Copy number variants (CNVs), defined as losses and gains of segments of genomic DNA, are a major source of genomic variation.
In this study, we identified over 2,000 human CNVs that overlap with orthologous chimpanzee or orthologous macaque CNVs. Of these, 170 CNVs overlap with both chimpanzee and macaque CNVs, and these were collapsed into 34 hotspot regions of CNV formation. Many of these hotspot regions of CNV formation are functionally relevant, with a bias toward genes involved in immune function, some of which were previously shown to evolve under balancing selection in humans.
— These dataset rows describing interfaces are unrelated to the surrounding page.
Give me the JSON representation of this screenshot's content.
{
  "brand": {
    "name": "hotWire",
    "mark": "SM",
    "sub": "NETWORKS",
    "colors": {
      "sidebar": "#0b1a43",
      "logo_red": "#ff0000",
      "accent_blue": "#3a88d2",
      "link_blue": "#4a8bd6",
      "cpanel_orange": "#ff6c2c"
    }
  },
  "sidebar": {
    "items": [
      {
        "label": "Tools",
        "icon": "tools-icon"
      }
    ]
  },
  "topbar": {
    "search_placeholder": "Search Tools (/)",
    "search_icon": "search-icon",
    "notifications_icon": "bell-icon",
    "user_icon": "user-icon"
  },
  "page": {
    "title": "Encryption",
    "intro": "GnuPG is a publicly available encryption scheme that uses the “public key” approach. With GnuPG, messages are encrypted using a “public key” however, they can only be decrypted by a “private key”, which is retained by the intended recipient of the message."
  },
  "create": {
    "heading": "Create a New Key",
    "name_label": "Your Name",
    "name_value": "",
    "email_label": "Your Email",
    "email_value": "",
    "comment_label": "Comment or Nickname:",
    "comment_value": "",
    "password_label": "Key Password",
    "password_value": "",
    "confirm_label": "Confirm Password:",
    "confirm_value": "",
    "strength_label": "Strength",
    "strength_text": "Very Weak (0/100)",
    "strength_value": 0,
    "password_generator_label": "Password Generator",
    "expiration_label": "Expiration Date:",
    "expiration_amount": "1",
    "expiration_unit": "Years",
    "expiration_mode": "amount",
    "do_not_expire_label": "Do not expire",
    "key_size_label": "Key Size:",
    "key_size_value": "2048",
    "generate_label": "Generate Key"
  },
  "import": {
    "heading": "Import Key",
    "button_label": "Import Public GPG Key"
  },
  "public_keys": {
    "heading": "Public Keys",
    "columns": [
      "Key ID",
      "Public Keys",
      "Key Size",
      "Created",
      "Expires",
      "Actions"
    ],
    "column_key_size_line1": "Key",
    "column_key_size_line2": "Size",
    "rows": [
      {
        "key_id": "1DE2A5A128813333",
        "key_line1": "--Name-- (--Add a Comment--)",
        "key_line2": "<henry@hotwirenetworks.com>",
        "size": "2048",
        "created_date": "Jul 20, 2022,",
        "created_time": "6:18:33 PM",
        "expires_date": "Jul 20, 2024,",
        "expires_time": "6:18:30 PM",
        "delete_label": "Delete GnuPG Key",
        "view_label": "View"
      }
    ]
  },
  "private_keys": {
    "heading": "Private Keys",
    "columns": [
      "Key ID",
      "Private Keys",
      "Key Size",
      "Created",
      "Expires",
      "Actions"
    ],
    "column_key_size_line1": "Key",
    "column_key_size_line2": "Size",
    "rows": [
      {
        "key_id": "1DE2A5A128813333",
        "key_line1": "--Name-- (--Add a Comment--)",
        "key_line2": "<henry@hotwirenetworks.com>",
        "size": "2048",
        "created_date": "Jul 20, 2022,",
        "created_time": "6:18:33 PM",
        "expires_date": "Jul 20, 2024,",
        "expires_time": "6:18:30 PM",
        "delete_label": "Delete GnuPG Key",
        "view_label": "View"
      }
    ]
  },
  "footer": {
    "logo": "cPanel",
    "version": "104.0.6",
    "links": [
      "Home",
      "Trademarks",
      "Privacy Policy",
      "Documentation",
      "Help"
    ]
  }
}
The genes in these primate CNV formation hotspots have significant differential expression levels between species and show evidence for positive selection, indicating that they have evolved under species-specific, directional selection.
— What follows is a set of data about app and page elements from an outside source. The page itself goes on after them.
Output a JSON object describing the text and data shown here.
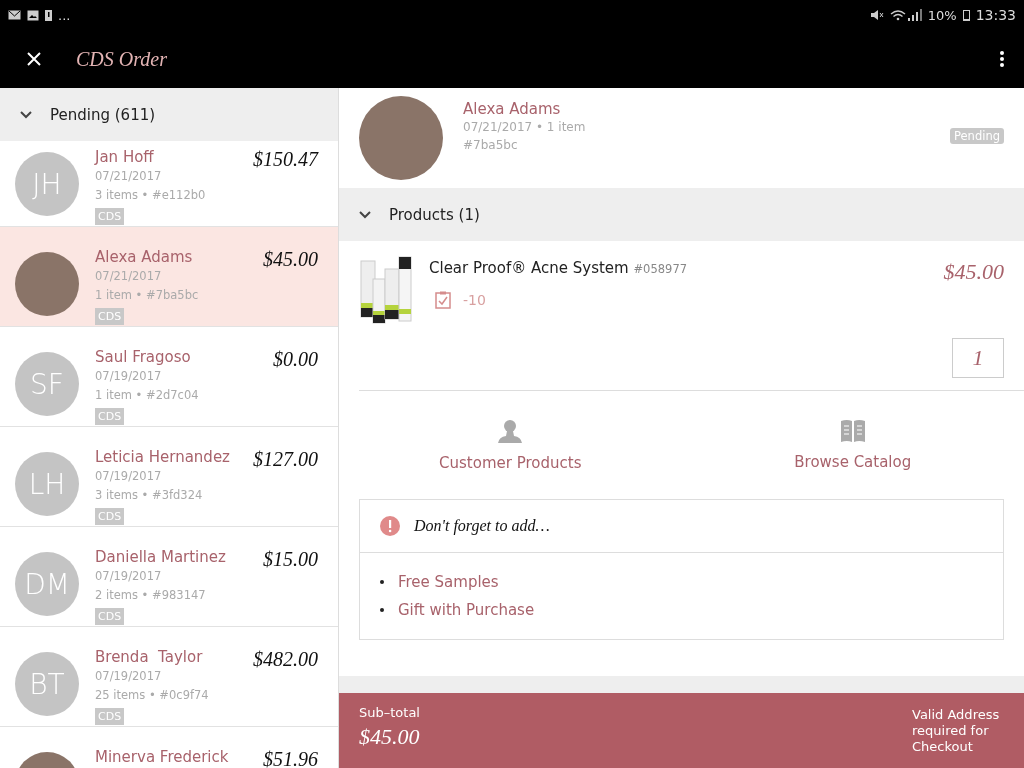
{
  "status_bar": {
    "notification_more": "...",
    "battery_percent": "10%",
    "time": "13:33"
  },
  "app_bar": {
    "title": "CDS Order"
  },
  "order_list": {
    "group_label": "Pending (611)",
    "expanded": true,
    "orders": [
      {
        "kind": "initials",
        "initials": "JH",
        "name": "Jan Hoff",
        "date": "07/21/2017",
        "summary": "3 items • #e112b0",
        "tag": "CDS",
        "total": "$150.47",
        "selected": false
      },
      {
        "kind": "photo",
        "name": "Alexa Adams",
        "date": "07/21/2017",
        "summary": "1 item • #7ba5bc",
        "tag": "CDS",
        "total": "$45.00",
        "selected": true
      },
      {
        "kind": "initials",
        "initials": "SF",
        "name": "Saul Fragoso",
        "date": "07/19/2017",
        "summary": "1 item • #2d7c04",
        "tag": "CDS",
        "total": "$0.00",
        "selected": false
      },
      {
        "kind": "initials",
        "initials": "LH",
        "name": "Leticia Hernandez",
        "date": "07/19/2017",
        "summary": "3 items • #3fd324",
        "tag": "CDS",
        "total": "$127.00",
        "selected": false
      },
      {
        "kind": "initials",
        "initials": "DM",
        "name": "Daniella Martinez",
        "date": "07/19/2017",
        "summary": "2 items • #983147",
        "tag": "CDS",
        "total": "$15.00",
        "selected": false
      },
      {
        "kind": "initials",
        "initials": "BT",
        "name": "Brenda  Taylor",
        "date": "07/19/2017",
        "summary": "25 items • #0c9f74",
        "tag": "CDS",
        "total": "$482.00",
        "selected": false
      },
      {
        "kind": "photo",
        "name": "Minerva Frederick",
        "total": "$51.96",
        "selected": false
      }
    ]
  },
  "order_detail": {
    "customer_name": "Alexa Adams",
    "summary": "07/21/2017 • 1 item",
    "id": "#7ba5bc",
    "status": "Pending",
    "products_label": "Products (1)",
    "products_expanded": true,
    "products": [
      {
        "name": "Clear Proof® Acne System",
        "sku": "#058977",
        "points": "-10",
        "price": "$45.00",
        "quantity": "1"
      }
    ],
    "actions": [
      {
        "kind": "person",
        "label": "Customer Products"
      },
      {
        "kind": "book",
        "label": "Browse Catalog"
      }
    ],
    "reminder": {
      "title": "Don't forget to add…",
      "links": [
        "Free Samples",
        "Gift with Purchase"
      ]
    },
    "footer": {
      "subtotal_label": "Sub–total",
      "subtotal": "$45.00",
      "notice": "Valid Address required for Checkout"
    }
  }
}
These hotspots of primate CNV formation provide a novel perspective on divergence and selective pressures acting on these genomic regions.